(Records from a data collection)
'''

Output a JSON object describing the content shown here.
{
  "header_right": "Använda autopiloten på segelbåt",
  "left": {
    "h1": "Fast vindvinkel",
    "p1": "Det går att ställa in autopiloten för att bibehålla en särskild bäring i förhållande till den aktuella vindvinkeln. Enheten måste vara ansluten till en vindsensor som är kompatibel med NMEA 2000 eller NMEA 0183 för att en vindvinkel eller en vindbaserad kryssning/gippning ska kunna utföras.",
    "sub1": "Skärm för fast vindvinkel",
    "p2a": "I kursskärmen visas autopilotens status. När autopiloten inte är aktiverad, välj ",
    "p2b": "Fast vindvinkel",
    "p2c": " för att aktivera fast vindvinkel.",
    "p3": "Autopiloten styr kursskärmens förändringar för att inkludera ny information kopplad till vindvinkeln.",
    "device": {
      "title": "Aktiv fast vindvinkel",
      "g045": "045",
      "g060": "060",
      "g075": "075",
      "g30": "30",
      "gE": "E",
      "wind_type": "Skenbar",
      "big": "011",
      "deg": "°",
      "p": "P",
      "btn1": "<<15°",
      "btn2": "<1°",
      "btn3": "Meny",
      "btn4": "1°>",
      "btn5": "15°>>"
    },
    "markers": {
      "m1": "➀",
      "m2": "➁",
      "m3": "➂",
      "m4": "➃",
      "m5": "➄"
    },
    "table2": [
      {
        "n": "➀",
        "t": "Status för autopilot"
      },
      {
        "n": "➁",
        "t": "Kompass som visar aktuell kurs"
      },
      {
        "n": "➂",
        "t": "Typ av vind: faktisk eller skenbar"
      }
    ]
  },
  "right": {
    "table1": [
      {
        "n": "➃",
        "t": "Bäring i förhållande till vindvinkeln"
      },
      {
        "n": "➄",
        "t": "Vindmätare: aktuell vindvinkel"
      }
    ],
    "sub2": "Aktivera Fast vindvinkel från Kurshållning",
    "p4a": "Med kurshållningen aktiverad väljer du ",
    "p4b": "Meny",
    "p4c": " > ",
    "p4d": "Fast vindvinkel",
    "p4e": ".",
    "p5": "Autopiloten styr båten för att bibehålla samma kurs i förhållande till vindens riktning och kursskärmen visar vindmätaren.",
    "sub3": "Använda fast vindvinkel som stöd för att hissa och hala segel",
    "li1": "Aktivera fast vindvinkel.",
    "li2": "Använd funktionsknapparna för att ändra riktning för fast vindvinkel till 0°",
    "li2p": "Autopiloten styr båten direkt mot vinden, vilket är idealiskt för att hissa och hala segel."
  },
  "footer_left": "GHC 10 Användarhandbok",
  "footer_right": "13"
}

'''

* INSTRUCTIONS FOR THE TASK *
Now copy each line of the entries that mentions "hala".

* REPLY *
    "sub3": "Använda fast vindvinkel som stöd för att hissa och hala segel",
    "li2p": "Autopiloten styr båten direkt mot vinden, vilket är idealiskt för att hissa och hala segel."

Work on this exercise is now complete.